* **What is being asked**
Word for word, return every record that follows.
── Input data
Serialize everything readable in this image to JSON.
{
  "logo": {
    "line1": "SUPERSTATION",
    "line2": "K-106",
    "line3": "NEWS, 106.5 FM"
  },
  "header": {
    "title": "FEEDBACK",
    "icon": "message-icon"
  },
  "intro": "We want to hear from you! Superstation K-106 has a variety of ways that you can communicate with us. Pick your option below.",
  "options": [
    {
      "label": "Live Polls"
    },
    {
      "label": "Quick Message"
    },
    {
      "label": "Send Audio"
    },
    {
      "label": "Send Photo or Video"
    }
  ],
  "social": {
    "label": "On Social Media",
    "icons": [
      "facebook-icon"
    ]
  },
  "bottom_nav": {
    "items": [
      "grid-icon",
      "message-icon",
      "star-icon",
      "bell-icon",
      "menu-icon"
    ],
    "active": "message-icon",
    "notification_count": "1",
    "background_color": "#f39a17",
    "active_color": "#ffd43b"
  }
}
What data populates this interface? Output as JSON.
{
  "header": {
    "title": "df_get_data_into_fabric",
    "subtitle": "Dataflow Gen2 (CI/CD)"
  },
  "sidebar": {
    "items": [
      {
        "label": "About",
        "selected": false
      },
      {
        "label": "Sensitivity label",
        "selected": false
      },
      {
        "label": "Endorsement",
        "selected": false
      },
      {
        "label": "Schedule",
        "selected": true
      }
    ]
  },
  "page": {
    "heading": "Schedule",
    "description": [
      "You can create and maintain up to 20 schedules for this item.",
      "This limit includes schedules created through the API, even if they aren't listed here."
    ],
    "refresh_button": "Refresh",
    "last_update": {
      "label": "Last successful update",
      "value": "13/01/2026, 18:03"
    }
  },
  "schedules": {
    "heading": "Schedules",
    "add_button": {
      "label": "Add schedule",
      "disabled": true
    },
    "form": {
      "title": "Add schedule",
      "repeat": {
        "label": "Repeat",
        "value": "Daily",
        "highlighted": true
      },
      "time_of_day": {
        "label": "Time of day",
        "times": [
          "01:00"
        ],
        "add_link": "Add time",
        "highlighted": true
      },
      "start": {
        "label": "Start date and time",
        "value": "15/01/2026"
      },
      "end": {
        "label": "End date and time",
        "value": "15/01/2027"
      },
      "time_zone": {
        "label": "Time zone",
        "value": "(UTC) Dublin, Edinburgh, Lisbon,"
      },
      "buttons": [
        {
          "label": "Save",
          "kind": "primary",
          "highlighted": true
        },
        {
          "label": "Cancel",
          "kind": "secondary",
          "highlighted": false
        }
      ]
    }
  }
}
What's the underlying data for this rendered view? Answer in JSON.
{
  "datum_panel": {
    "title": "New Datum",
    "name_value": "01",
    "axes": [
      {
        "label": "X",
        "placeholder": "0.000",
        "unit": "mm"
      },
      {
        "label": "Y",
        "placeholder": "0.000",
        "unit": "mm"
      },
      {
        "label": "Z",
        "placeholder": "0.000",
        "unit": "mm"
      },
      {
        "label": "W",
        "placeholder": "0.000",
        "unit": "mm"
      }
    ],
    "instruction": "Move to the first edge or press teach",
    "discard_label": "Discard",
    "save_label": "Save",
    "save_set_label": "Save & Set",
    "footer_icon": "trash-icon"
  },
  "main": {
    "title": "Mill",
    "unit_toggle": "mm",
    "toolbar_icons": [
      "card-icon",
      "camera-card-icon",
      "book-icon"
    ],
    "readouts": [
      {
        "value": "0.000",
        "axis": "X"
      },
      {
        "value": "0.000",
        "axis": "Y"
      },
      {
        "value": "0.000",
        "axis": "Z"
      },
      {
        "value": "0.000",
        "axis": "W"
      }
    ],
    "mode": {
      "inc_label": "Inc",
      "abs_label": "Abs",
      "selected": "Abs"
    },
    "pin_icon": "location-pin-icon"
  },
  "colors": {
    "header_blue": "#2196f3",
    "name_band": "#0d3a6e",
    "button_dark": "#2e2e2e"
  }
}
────
* **Result of the task**
Serialize everything readable in this image to JSON.
{
  "logo": {
    "line1": "SUPERSTATION",
    "line2": "K-106",
    "line3": "NEWS, 106.5 FM"
  },
  "header": {
    "title": "FEEDBACK",
    "icon": "message-icon"
  },
  "intro": "We want to hear from you! Superstation K-106 has a variety of ways that you can communicate with us. Pick your option below.",
  "options": [
    {
      "label": "Live Polls"
    },
    {
      "label": "Quick Message"
    },
    {
      "label": "Send Audio"
    },
    {
      "label": "Send Photo or Video"
    }
  ],
  "social": {
    "label": "On Social Media",
    "icons": [
      "facebook-icon"
    ]
  },
  "bottom_nav": {
    "items": [
      "grid-icon",
      "message-icon",
      "star-icon",
      "bell-icon",
      "menu-icon"
    ],
    "active": "message-icon",
    "notification_count": "1",
    "background_color": "#f39a17",
    "active_color": "#ffd43b"
  }
}
What data populates this interface? Output as JSON.
{
  "header": {
    "title": "df_get_data_into_fabric",
    "subtitle": "Dataflow Gen2 (CI/CD)"
  },
  "sidebar": {
    "items": [
      {
        "label": "About",
        "selected": false
      },
      {
        "label": "Sensitivity label",
        "selected": false
      },
      {
        "label": "Endorsement",
        "selected": false
      },
      {
        "label": "Schedule",
        "selected": true
      }
    ]
  },
  "page": {
    "heading": "Schedule",
    "description": [
      "You can create and maintain up to 20 schedules for this item.",
      "This limit includes schedules created through the API, even if they aren't listed here."
    ],
    "refresh_button": "Refresh",
    "last_update": {
      "label": "Last successful update",
      "value": "13/01/2026, 18:03"
    }
  },
  "schedules": {
    "heading": "Schedules",
    "add_button": {
      "label": "Add schedule",
      "disabled": true
    },
    "form": {
      "title": "Add schedule",
      "repeat": {
        "label": "Repeat",
        "value": "Daily",
        "highlighted": true
      },
      "time_of_day": {
        "label": "Time of day",
        "times": [
          "01:00"
        ],
        "add_link": "Add time",
        "highlighted": true
      },
      "start": {
        "label": "Start date and time",
        "value": "15/01/2026"
      },
      "end": {
        "label": "End date and time",
        "value": "15/01/2027"
      },
      "time_zone": {
        "label": "Time zone",
        "value": "(UTC) Dublin, Edinburgh, Lisbon,"
      },
      "buttons": [
        {
          "label": "Save",
          "kind": "primary",
          "highlighted": true
        },
        {
          "label": "Cancel",
          "kind": "secondary",
          "highlighted": false
        }
      ]
    }
  }
}
What's the underlying data for this rendered view? Answer in JSON.
{
  "datum_panel": {
    "title": "New Datum",
    "name_value": "01",
    "axes": [
      {
        "label": "X",
        "placeholder": "0.000",
        "unit": "mm"
      },
      {
        "label": "Y",
        "placeholder": "0.000",
        "unit": "mm"
      },
      {
        "label": "Z",
        "placeholder": "0.000",
        "unit": "mm"
      },
      {
        "label": "W",
        "placeholder": "0.000",
        "unit": "mm"
      }
    ],
    "instruction": "Move to the first edge or press teach",
    "discard_label": "Discard",
    "save_label": "Save",
    "save_set_label": "Save & Set",
    "footer_icon": "trash-icon"
  },
  "main": {
    "title": "Mill",
    "unit_toggle": "mm",
    "toolbar_icons": [
      "card-icon",
      "camera-card-icon",
      "book-icon"
    ],
    "readouts": [
      {
        "value": "0.000",
        "axis": "X"
      },
      {
        "value": "0.000",
        "axis": "Y"
      },
      {
        "value": "0.000",
        "axis": "Z"
      },
      {
        "value": "0.000",
        "axis": "W"
      }
    ],
    "mode": {
      "inc_label": "Inc",
      "abs_label": "Abs",
      "selected": "Abs"
    },
    "pin_icon": "location-pin-icon"
  },
  "colors": {
    "header_blue": "#2196f3",
    "name_band": "#0d3a6e",
    "button_dark": "#2e2e2e"
  }
}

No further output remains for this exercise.